Dataset records:
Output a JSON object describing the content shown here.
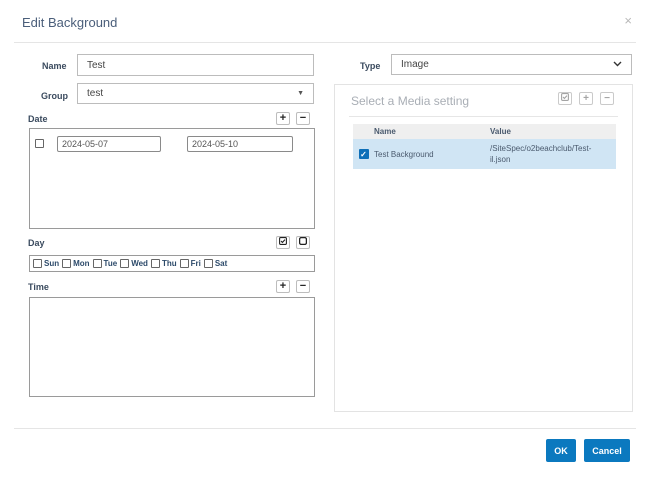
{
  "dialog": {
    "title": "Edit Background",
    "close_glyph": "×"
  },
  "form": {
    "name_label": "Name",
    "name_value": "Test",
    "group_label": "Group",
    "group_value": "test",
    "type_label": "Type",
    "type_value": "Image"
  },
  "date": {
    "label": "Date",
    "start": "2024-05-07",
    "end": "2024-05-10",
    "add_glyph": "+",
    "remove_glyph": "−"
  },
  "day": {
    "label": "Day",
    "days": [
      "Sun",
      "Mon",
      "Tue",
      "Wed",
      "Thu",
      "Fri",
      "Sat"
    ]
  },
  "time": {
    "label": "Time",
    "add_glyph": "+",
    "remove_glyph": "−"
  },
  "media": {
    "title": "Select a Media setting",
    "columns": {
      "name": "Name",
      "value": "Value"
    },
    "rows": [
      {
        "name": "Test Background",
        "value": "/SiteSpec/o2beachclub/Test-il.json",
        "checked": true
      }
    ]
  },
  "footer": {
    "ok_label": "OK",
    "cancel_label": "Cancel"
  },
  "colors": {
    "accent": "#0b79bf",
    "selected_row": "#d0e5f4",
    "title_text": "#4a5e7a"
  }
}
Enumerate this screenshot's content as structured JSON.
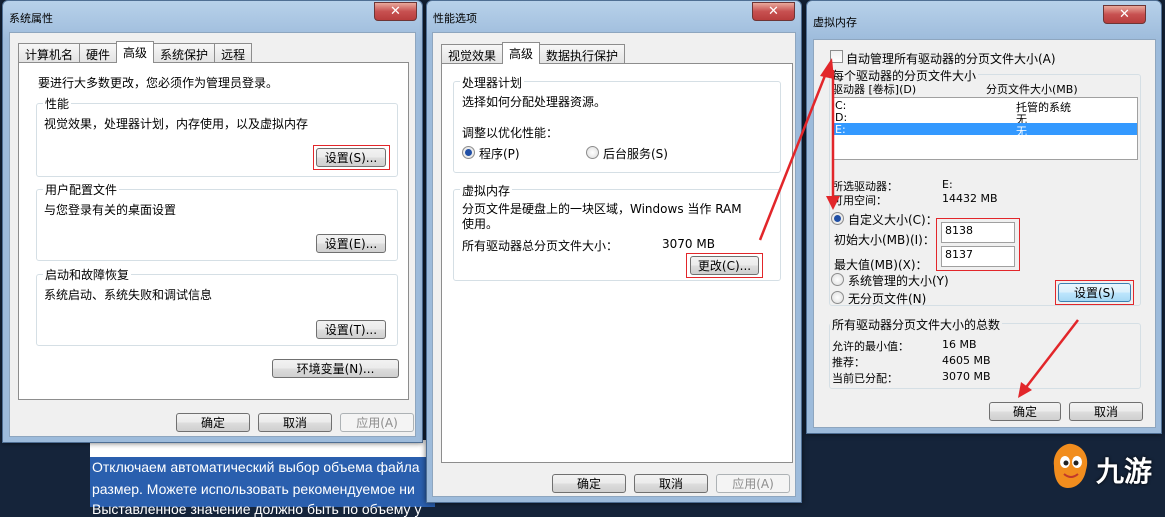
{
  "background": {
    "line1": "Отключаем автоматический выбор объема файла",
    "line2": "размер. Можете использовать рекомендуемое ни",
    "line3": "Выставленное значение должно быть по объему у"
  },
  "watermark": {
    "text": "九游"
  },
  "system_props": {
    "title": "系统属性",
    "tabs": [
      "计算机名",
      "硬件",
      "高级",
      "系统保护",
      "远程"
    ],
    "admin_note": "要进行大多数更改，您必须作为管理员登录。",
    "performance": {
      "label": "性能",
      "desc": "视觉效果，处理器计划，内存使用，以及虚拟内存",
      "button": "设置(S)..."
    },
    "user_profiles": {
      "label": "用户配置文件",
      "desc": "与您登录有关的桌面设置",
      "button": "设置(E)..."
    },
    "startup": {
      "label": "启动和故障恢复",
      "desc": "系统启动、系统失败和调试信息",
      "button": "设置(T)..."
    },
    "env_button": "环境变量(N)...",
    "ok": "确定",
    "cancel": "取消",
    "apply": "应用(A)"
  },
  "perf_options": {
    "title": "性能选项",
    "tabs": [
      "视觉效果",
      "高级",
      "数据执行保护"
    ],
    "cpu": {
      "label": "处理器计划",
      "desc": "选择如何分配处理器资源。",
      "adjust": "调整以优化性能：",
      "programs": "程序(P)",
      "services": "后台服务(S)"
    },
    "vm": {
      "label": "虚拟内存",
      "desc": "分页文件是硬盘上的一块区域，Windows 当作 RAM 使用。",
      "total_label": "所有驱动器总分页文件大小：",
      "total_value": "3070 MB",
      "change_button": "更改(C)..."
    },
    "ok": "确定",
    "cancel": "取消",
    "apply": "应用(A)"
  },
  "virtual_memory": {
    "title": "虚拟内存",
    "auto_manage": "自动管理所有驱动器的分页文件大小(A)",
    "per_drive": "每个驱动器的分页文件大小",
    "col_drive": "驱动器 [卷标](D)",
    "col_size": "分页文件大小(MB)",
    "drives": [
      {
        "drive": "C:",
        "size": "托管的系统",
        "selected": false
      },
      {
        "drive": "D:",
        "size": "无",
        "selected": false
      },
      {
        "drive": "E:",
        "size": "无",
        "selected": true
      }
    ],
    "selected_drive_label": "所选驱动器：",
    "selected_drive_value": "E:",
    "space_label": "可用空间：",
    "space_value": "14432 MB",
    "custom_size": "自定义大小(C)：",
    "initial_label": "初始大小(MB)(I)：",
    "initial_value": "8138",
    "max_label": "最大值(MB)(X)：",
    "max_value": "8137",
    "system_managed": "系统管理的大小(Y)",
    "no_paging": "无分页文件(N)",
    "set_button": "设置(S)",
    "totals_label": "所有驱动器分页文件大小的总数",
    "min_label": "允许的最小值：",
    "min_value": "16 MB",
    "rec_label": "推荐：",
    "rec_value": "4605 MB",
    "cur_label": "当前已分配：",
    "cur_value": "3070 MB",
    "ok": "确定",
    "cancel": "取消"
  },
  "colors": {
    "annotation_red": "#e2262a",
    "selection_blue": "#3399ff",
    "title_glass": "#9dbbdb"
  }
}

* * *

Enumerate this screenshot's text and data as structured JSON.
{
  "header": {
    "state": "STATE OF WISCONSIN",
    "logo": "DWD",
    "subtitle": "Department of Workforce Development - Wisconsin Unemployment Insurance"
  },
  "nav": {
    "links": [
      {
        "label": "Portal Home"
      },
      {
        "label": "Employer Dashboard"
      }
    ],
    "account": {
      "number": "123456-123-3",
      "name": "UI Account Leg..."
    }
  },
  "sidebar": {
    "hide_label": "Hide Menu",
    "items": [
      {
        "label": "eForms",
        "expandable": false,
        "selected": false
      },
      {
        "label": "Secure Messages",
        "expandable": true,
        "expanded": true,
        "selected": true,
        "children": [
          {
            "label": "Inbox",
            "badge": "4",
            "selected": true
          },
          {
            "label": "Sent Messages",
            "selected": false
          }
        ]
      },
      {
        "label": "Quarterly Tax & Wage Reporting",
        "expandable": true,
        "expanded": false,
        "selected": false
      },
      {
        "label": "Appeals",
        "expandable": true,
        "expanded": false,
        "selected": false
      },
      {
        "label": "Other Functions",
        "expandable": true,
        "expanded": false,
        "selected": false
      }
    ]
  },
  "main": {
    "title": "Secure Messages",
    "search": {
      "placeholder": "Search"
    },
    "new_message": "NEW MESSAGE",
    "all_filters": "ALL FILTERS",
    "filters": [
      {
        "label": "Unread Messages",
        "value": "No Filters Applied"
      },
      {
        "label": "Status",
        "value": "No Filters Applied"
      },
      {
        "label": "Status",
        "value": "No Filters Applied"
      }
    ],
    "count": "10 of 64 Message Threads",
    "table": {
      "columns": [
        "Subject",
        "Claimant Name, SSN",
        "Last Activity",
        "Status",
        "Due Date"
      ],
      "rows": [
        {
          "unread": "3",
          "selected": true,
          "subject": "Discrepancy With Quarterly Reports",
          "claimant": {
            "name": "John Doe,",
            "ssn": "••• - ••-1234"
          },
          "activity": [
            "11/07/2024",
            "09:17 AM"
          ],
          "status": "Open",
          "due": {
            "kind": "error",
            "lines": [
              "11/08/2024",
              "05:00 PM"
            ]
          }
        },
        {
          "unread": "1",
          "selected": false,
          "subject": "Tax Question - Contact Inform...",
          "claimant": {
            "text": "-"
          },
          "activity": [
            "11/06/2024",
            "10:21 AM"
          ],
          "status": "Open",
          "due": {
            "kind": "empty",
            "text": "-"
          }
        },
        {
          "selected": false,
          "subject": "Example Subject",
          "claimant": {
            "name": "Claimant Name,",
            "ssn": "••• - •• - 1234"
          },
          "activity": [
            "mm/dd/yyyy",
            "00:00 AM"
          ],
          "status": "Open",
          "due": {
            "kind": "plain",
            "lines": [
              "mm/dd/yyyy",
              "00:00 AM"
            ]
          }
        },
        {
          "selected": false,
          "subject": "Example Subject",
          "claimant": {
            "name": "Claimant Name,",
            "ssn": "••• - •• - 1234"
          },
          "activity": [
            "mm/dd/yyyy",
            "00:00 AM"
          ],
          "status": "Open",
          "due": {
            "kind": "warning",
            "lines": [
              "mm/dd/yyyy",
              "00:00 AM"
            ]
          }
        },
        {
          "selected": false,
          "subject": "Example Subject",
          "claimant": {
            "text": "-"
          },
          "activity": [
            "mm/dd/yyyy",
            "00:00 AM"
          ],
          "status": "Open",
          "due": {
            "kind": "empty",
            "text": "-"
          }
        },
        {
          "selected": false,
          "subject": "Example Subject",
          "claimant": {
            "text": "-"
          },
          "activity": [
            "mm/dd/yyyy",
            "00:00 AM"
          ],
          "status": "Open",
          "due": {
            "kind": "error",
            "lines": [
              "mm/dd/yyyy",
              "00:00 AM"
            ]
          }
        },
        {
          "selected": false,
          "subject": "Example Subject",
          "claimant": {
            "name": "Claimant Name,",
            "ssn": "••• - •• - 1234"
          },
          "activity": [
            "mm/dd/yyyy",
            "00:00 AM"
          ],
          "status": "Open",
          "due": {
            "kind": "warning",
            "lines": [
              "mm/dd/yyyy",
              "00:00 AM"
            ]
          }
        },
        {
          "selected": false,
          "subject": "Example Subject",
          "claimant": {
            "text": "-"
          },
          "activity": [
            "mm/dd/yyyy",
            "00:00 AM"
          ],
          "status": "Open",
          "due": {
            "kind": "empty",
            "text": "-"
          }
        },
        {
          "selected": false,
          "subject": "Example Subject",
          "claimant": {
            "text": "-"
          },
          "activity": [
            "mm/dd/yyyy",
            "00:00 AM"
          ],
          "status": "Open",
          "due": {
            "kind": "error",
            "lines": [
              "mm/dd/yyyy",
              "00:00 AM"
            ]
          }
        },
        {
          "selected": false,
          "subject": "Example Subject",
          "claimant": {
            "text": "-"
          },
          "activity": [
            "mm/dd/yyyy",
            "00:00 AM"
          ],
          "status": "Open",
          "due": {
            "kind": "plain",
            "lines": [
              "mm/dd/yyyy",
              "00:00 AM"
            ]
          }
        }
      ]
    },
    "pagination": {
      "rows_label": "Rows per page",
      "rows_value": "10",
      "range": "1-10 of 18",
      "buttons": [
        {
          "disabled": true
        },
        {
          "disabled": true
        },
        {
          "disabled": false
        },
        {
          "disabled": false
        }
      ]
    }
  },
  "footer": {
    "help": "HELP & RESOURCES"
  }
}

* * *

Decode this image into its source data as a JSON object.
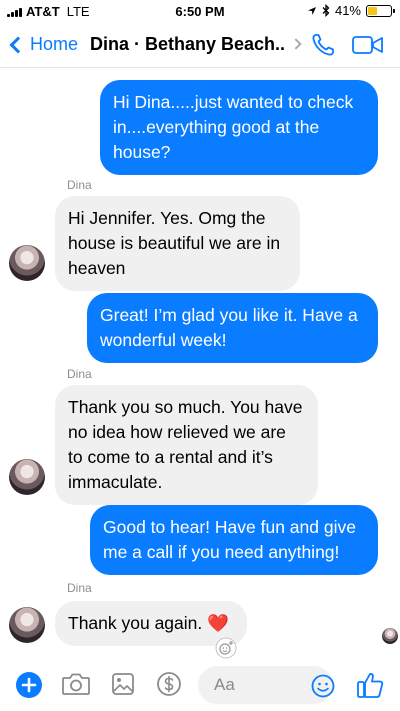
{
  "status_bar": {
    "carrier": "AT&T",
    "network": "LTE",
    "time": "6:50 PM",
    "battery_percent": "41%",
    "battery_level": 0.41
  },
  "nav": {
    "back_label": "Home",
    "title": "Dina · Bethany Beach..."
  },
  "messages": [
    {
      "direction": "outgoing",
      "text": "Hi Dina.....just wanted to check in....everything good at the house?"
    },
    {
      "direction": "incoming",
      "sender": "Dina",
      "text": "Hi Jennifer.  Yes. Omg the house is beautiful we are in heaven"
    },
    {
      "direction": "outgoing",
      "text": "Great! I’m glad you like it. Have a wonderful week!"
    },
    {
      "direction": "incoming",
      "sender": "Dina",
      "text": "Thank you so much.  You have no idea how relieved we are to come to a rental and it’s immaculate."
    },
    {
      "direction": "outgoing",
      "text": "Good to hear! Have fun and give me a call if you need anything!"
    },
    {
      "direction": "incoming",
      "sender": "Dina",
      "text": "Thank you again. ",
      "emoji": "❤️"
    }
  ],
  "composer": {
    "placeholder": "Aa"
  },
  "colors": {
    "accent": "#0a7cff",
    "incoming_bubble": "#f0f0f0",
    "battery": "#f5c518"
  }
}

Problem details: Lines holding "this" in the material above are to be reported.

Your response:
Enumerate this screenshot's content as structured JSON.
Enumerate this screenshot's text and data as structured JSON.
Decode this image into its source data as a JSON object.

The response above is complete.